(Note however that this is not an environmentally sound method, as you are wasting potentially scarce drinking water down the drain.)
I have the same problem so I am watching this thread avidly.
I don’t have a single (insert cursing here) window that can fit any window AC unit. No kidding. Mine are either too big or too small. (insert more cursing here).
Needless to say, that makes us see red. :mad:
There are heat pumps that cool air and heat water flowing by in a pipe to get rid of the heat. A pretty small pipe can carry away enough heat this way. Lots of offices are cooled this way in commercial space.
You can also have a “split” air conditioner, with the condenser and one fan in one box and the evaporator and another fan in the other box. The compressor could be in either one, but is usually in the condensor (its waste heat is added to the hot environment). This also means each box draws less electrical power because the two fans are in separate locations.
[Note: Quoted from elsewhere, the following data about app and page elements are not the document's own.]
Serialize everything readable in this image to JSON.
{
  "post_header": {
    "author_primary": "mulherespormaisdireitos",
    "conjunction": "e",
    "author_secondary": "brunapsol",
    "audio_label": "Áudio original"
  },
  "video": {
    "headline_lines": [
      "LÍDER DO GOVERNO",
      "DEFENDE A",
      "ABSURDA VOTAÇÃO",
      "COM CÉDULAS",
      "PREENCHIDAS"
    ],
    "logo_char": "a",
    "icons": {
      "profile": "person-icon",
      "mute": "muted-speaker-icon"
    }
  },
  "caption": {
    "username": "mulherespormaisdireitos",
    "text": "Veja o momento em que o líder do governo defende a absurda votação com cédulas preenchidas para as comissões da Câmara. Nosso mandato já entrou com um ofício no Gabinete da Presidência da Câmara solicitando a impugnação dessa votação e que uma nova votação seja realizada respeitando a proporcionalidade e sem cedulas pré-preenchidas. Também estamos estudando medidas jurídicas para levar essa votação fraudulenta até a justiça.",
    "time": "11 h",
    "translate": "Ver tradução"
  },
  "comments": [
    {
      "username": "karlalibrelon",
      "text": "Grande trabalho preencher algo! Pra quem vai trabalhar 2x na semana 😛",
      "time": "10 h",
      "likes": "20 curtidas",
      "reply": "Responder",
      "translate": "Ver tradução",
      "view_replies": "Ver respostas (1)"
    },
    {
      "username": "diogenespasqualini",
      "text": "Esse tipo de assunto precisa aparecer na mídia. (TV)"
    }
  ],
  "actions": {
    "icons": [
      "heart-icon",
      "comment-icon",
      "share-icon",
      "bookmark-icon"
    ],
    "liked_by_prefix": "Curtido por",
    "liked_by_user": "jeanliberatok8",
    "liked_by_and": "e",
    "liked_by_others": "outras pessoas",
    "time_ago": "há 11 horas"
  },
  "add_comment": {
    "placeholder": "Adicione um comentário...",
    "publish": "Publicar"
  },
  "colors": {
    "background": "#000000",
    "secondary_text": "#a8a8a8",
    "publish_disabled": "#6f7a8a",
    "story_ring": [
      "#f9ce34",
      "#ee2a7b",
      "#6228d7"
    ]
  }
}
A small pair of tubes runs between them for the coolant (this might be the Chinese system already described).
No; I’m talking about a device that extracts heat from the room and pumps it into a reservoir of water. I’m not even sure if such devices exist, but I’ve heard people describe them.
Is there some reason you can’t use a “too big” window and then block off the remaining window space? I have a window unit and right in the instructions it talks about using a piece of plywood to block off the unfilled space. I usually end up using a chunk of a cardboard box.
These are often a very good solution for adding AC, but they are a wee bit more than the requested $250. They must be professionally installed due to the license required to charge them with refrigerant after installation, and run $2-3000 installed. Plus they still use more more electricity than remisser likely has available. 90% of the energy for an AC unit is for the compressor, so splitting a fan off into another box really doesn’t change much.